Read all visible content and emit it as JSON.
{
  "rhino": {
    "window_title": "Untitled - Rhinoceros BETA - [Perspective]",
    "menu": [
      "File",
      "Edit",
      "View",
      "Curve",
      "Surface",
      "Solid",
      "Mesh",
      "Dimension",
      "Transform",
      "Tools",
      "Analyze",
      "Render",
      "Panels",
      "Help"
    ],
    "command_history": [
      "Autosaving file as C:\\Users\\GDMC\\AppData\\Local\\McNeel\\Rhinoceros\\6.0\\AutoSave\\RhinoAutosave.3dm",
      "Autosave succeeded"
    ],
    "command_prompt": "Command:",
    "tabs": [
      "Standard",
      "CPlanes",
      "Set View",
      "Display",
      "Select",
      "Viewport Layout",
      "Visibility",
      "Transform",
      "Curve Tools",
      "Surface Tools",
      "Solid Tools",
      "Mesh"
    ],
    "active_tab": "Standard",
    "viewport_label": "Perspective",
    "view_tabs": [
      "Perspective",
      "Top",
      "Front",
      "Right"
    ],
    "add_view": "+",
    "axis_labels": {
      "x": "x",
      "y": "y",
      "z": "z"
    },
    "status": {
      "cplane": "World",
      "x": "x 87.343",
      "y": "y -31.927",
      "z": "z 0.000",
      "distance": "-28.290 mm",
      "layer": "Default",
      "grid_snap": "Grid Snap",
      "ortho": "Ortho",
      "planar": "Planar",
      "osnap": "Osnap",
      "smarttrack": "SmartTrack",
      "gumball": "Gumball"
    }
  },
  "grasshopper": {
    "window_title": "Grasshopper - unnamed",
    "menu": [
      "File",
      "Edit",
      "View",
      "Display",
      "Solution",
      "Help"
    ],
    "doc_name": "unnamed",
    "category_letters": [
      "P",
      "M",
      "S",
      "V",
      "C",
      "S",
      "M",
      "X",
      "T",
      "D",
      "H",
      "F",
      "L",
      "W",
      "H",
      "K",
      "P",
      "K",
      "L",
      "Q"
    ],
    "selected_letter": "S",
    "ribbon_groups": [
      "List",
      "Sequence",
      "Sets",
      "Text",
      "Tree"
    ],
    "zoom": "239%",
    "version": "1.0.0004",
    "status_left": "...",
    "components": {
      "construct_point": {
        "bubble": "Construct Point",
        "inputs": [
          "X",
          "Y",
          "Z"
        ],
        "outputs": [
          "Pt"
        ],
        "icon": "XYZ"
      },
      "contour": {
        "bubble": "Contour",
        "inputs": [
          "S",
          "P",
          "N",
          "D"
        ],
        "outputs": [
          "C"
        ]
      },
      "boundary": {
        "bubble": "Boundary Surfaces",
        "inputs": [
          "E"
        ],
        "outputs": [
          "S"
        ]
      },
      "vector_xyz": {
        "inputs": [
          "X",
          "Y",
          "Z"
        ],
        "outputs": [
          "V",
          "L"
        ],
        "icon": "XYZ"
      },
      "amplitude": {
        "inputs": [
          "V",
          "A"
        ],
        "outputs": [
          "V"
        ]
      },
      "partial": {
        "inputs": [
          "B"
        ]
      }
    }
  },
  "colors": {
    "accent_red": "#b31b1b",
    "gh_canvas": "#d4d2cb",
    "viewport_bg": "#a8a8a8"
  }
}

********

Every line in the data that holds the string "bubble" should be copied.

        "bubble": "Construct Point",
        "bubble": "Contour",
        "bubble": "Boundary Surfaces",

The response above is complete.